It’s the Perfect Song! Or Is It?
Weddings are sentimental events. Special songs are a wonderful way to convey love and commitment, parental love and support or to carry a theme through an event. Choosing songs to make a statement should be done with care to make sure you are expressing exactly what you mean to say. As a vocalist, I’m a lyrics person. As much as I love music, I love the power of a great lyric more. I’d like to help you avoid some song choice hazards by sharing with you a few true stories about some interesting song choices for weddings. Some actually got played (years ago before I began working with clients) and others where I was able to gently steer clients to choose another song once we talked about the meaning they wanted to convey.
It has a great title – but titles can be deceiving
Choosing a song because of the title can be dangerous if you don’t actually read the lyrics or listen to the song first. Imagine the bride and groom, who in the heyday of Gloria Estefan and Miami Sound Machine chose the hit “Anything for You” as their first dance. The title sounds great! A wonderful sentiment for a newly married couple, that is, until you read the lyrics. “Anything for you, though you’re not here. Since you said we’re through, it seems like years.” I’m willing to bet that was not the message they meant to send about their relationship. Believe it or not, this actually got played. (I sang it, but I did question it at the time) I’m hoping they are still together. Whitney Houston’s song about infidelity, “Saving All My Love For You,” was another popular choice that was less than ideal for a bride and groom, unless maybe, that’s how they met?
The song has the perfect line – but beware of context
Hearing a reference to marriage in a song is enough to hook some people but it’s not always what you think. In the classic Motown song “Just My Imagination” by the Temptations, there is a line that says, “Soon we’ll be married and raise a family.” Sounds great, right? Perfect for a first dance song! Wrong. If you listen to the chorus, “But it was just my imagination running away with me.” And another line says, “But in reality, she doesn’t even know me” it becomes apparent that the song is about someone who is daydreaming at best and delusional at worst. While not exactly inappropriate, it just doesn’t represent the wonderful and very real relationship of the bride and groom.
Your dad (mom, in laws, etc.) loves the song – but it might not be appropriate
Sometimes brides will choose a favorite song of their father’s for the father/daughter dance. One bride chose “The First Time Ever I Saw Your Face” by Roberta Flack. Again, the title could make one think of a father seeing his beautiful new baby girl for the first time. Unfortunately, that’s not what the song is about. By today’s standards the lyrics are pretty tame but they do paint a rather explicit picture. (This was also before I began working with clients and I was not at that event, but I do know that the band mercifully omitted the third verse because, well, it would have been creepy.) I can only imagine the uncomfortable shifting of guests in their seats waiting for the song to be over – at least the guests who knew what the song was about.

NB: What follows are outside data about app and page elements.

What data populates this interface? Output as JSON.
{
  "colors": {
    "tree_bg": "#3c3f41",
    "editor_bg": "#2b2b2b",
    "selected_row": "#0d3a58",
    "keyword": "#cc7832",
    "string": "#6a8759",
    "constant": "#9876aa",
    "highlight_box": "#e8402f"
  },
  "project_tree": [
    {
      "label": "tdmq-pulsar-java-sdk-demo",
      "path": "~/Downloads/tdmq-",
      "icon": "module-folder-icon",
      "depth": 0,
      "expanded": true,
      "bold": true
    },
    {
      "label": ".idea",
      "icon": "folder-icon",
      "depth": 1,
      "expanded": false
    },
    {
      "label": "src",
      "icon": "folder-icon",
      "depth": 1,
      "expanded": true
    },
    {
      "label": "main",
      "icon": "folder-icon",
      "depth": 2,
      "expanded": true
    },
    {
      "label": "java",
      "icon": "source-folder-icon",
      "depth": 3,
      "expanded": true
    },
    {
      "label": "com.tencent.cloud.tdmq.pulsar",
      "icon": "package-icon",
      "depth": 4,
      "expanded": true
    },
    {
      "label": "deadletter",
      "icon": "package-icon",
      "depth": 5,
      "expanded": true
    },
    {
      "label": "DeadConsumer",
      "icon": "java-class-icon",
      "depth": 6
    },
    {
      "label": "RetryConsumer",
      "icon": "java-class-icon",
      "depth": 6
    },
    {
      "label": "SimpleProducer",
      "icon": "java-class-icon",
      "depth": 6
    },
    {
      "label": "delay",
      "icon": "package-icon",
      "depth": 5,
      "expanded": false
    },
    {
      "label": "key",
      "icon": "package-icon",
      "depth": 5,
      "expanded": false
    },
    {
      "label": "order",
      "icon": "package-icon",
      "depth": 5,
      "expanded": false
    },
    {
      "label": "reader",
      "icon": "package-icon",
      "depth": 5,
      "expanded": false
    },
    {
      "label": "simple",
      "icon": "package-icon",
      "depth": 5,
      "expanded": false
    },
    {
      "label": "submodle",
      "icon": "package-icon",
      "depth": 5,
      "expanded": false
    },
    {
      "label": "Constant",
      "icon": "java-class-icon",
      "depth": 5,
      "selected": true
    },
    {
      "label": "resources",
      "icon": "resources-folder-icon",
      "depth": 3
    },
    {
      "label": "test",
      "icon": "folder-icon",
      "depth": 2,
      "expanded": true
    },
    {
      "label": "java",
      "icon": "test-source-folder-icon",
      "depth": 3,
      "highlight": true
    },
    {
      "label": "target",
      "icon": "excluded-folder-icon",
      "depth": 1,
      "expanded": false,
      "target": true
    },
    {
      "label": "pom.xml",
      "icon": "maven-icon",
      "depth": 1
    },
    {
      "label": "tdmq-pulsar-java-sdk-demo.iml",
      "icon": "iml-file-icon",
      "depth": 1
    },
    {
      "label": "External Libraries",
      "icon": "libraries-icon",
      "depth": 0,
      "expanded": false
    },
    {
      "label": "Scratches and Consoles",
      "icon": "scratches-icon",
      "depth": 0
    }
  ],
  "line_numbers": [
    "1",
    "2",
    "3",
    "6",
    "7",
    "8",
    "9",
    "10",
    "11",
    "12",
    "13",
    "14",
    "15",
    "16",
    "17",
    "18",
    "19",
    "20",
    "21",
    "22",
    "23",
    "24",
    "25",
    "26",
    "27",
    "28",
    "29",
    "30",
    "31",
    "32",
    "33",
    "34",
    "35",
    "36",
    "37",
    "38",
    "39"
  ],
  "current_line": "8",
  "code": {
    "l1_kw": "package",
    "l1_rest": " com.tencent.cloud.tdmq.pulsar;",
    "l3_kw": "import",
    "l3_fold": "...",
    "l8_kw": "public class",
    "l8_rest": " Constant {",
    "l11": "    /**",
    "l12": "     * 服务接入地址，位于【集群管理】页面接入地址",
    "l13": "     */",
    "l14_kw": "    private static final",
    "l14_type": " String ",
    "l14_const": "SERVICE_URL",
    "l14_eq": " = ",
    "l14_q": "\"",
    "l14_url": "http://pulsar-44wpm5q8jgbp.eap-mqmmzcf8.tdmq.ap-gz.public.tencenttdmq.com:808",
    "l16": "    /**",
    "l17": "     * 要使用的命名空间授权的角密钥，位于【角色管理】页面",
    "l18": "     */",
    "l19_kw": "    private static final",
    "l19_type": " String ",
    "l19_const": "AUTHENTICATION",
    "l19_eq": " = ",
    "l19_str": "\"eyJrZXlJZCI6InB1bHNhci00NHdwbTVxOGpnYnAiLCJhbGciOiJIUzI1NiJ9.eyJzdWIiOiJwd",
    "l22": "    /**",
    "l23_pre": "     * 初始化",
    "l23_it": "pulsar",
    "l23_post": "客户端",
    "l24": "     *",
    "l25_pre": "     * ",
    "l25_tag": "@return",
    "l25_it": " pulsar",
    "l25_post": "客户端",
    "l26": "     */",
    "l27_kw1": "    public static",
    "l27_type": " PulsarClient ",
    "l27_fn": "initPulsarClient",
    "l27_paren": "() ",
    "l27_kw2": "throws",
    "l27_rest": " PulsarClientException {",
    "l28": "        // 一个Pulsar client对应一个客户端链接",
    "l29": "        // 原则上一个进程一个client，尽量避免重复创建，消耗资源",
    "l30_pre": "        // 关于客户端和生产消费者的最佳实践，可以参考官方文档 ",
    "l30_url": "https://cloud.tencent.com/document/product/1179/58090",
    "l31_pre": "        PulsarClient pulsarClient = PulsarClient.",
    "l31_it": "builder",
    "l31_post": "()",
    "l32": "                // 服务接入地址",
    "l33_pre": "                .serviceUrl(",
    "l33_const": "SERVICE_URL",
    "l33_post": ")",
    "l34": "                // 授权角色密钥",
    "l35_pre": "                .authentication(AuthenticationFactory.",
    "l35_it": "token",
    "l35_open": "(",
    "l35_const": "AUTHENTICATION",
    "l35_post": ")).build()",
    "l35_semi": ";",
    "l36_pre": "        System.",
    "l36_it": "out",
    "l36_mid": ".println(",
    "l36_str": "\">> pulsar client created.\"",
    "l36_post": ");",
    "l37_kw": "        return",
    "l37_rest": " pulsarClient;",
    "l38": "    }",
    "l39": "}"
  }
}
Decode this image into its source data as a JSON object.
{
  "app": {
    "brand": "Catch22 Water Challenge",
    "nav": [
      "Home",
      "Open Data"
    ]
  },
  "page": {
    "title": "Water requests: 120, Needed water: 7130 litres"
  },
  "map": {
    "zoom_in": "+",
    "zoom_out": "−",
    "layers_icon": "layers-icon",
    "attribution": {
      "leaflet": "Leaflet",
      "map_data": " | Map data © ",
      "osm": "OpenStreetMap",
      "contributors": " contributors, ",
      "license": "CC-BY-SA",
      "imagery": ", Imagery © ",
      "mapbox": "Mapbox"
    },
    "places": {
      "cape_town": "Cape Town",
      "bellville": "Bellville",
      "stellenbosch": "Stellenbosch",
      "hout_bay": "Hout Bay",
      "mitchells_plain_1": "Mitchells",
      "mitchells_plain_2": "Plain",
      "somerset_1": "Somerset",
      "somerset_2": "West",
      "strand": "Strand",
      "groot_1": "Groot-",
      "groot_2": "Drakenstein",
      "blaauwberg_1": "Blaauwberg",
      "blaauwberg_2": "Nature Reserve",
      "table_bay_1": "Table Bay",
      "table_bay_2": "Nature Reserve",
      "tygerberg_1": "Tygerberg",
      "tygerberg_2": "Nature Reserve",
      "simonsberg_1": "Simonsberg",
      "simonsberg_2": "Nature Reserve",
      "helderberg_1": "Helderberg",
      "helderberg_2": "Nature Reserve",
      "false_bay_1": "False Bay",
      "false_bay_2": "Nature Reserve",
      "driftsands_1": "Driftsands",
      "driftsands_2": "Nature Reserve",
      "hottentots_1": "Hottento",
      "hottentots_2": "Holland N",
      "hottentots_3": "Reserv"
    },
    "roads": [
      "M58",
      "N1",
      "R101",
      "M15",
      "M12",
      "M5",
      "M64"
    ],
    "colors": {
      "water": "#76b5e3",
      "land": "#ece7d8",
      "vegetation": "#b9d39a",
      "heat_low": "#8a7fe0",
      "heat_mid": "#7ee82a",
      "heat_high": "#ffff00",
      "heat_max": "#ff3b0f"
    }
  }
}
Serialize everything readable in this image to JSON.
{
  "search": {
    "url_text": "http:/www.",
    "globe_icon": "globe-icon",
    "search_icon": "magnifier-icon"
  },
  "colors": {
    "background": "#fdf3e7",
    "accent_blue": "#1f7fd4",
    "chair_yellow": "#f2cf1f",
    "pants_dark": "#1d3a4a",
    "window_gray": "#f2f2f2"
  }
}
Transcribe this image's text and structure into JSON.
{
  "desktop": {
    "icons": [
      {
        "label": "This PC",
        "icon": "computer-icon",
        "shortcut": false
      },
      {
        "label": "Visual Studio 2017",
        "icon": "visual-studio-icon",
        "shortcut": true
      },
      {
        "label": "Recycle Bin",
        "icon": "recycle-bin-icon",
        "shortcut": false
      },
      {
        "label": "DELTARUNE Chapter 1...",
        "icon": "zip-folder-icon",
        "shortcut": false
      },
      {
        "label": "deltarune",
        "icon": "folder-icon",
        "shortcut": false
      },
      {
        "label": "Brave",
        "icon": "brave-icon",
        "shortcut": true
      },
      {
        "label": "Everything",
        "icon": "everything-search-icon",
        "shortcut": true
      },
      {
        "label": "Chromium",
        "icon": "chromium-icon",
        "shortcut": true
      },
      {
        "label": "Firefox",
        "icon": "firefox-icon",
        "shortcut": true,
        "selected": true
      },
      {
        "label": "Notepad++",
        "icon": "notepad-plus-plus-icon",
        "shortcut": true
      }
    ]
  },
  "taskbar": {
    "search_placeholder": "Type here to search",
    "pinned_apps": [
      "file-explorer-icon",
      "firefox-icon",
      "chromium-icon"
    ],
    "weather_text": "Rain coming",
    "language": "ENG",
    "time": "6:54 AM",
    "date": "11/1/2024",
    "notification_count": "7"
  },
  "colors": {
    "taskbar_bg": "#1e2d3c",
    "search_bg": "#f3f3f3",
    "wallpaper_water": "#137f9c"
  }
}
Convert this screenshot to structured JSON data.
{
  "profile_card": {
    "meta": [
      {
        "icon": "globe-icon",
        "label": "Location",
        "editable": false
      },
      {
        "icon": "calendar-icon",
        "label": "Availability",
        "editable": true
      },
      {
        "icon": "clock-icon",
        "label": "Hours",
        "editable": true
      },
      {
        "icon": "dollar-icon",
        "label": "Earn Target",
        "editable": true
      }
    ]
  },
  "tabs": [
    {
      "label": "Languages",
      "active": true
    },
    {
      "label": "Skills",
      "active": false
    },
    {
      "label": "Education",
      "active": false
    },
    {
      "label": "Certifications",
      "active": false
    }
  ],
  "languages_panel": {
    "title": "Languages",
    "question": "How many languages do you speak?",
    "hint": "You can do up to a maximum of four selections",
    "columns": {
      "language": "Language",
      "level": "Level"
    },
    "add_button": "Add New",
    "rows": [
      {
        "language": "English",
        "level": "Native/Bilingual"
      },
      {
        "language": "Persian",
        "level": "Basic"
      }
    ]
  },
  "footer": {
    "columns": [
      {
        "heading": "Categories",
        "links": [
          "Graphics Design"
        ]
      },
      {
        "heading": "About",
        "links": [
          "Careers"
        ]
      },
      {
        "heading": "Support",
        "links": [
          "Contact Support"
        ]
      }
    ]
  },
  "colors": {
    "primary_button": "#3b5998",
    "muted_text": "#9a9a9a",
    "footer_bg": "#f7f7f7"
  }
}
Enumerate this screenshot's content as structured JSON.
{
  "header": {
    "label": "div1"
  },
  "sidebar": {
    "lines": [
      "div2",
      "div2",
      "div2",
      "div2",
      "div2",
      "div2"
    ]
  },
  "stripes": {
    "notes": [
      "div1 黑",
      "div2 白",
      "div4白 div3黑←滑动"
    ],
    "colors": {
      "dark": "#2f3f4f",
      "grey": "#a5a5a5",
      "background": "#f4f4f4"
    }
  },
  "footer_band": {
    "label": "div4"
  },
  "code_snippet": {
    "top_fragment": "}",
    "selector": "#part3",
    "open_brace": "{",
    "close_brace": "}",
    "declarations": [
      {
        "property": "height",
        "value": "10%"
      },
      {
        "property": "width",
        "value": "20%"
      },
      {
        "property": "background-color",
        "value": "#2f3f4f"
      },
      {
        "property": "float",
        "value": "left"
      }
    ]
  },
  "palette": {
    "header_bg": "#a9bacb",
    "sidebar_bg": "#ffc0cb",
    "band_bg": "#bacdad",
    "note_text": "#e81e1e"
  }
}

You Can Throw Caution to the Wind – Sometimes
Actually, you do have the power to choose any song you want for pretty much any special dance without fear – just explain it to your guests with a story beforehand. When I hear an unusual song choice, I will ask if there is a story behind it. I think a very important part of my job is to help a client express themselves through those song choices as well as protect them from embarrassment if they are unaware of questionable lyrics. If you want your first dance to be the song you first slow danced to and it happens to be a break-up song, it’s OK – just have the band tell the story as you and your spouse come to the dance floor. This protects you as well as the band from the unwarranted judgment of, “I can’t believe they played that song!” (Believe me, people talk) Sharing the meaning with the guests also adds a nice moment to the reception and you can all reminisce together.
My husband and I first slow danced to Smokey Robinson’s (or Linda Ronstadt’s) “Ooh Baby, Baby.” We did not dance to that song at our wedding mainly because the words were not what we wanted to hear at that moment. “I did you wrong. My heart went out to play but in the game I lost you. What a price to pay” did not exactly represent the idea of lifelong commitment we were going for. (In case you were wondering, we chose “Here and Now” by Luther Vandross performed by “Phoenix.”)
Whatever your song choices, I hope you will choose “Phoenix.” I look forward to helping you find your perfect song and working with you to plan the best possible music for your event.